This entire discussion is interesting for me because I see in it an example of how people can sometimes overlook the most basic requirement of scientific procedure when promulgating a particular idea which they are convinced is right.
When examining the effect of one specific change in any system, such as a change in the focal length of lens used to take a photograph, one should try to avoid simultaneously making other changes within the system, otherwise the consequences of the one change which is being examined
may be confused by the effects of the other changes.
This is clearly what has happened in these discussion about perspective and focal length of lens.
If one wishes to be rational, logical and scientific about an issue, which is what I've attempted to be in these discussions, then, when comparing two images taken with different focal lengths of lens in order to determine if there is any difference in perspective apparent in the resulting images, one should make only the one change
that one is examining.
That change in this case should be the change in FL of lens, because that's what we are examining.
The position of the photographer should remain the same. The camera body should remain the same. The lighting conditions should remain the same. The f/stop and shutter speed should remain the same. The processing, as far as reasonable, should remain the same. The final print size should remain the same, and the viewing distance to the final image or print should remain the same.
Having met these conditions, we are then in a position to see clearly what changes in perspective may have resulted from the use of different focal lengths of lenses. Or to be more precise, what changes in 'apparent'
perspective may have taken place, because it should be understood that everything about a photograph is apparent
. I'm reminded here of that anecdote about Pablo Picasso. When he was confronted by some bloke who criticised his paintings of women, claiming that they were distorted and unrealistic, unlike a photograph, Picasso asked the bloke if he had a photograph of his wife to demonstrate what he meant. The bloke pulled out a photo of his wife from his wallet.
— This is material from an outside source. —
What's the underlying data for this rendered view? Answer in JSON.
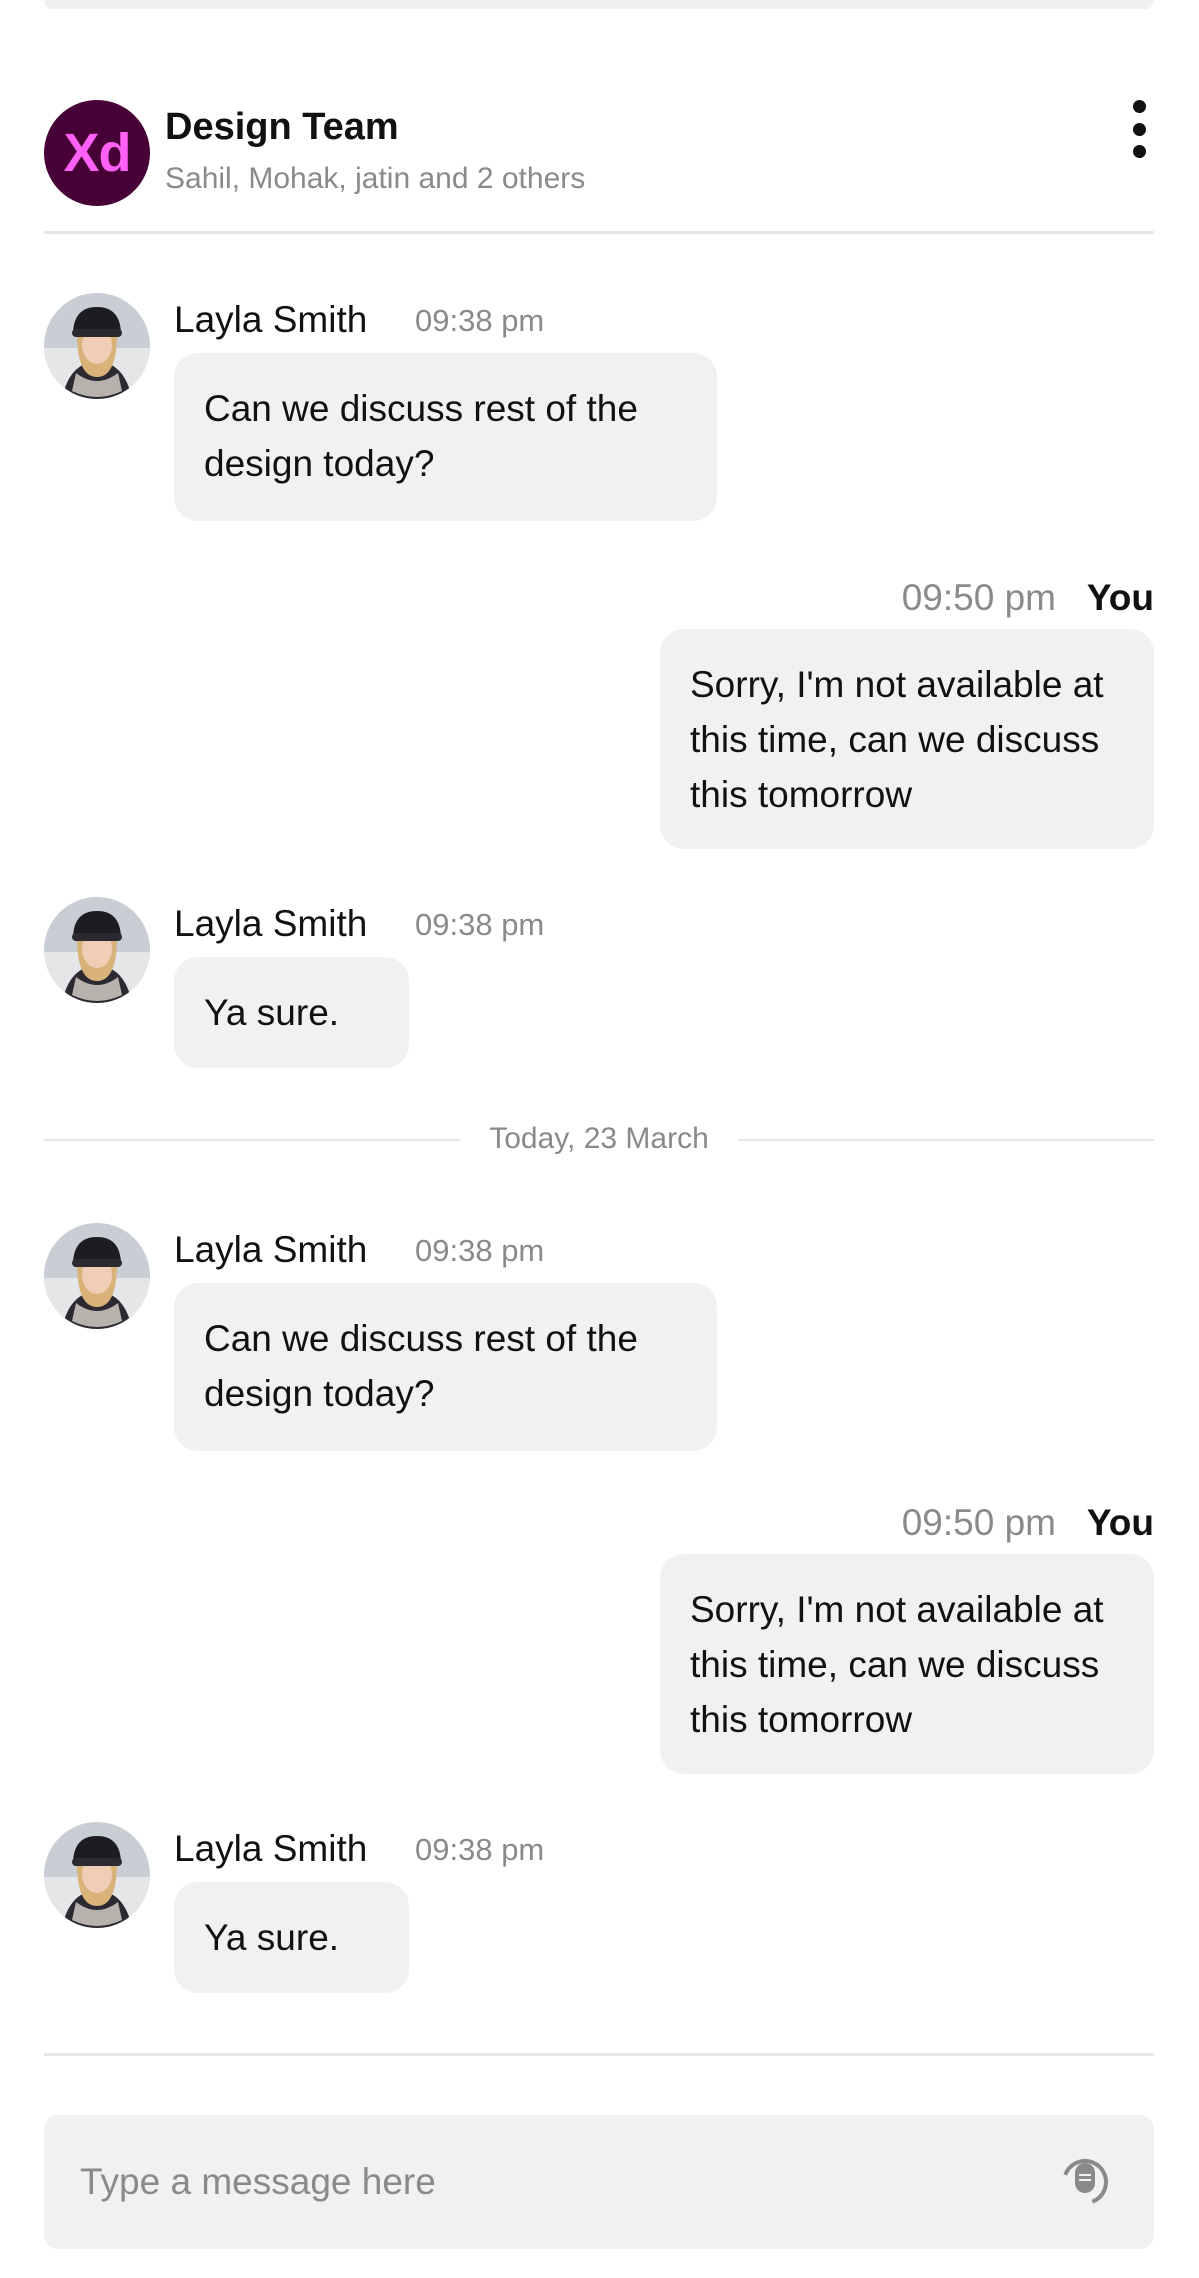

Picasso studied the photo for a while, then asked, "Surely your wife is not this small?"
Because this issue is not serious and not likely to affect anyone's health, I find it very amusing that someone would crop the wider angle shot to the same FoV as the narrower angle shot when making the comparison, or attempt to produce different size prints and/or view them from different distances in order to compensate or correct for any apparent
changes in perspective, then claim that there is really no change in perspective.
Do some people really not understand that this is tantamount to scientific fraud, destroying and/or manipulating evidence?
If one wishes to demonstrate that an image from a wider focal length of lens when cropped to the same FoV as an image from a narrower focal length, will result in the same perspective, when the shots are taken from the same position, then one clearly must crop the wider image because that's the purpose of the experiment.
The conclusions that can be drawn from such an experiment is that focal length of lens in itself
does not necessarily
have any bearing on perspective. What is critical is that the 'equivalent
' focal lengths be the same in order for perspective to be the same, and what is also demonstrated is that a wider-angle shot can always be cropped to produce the same equivalent
focal length of a narrower-angle shot. If the equivalent focal length is the same, and if the position from which the shots are taken is the same, then the perspective will be the same, excluding such issues as differences in lens distortions.
However, when photographers select a wider lens for a particular shot, it is usually not
for the purpose of cropping the image to emulate the effect of a narrower lens, with consequent loss of resolution. It is usually for the purpose of including additional elements
in the composition. At least, that's why I
select a wide lens for any particular shot.
The inclusion of other elements in the image, such as large features in the foreground, by necessity
diminishes the size of the more distant objects within the photographic composition, and the perspective of those more distant objects, in relation to the additional elements that the wider-angle lens has included in the composition, has unavoidably changed
Thus endeth the lesson in clear thinking.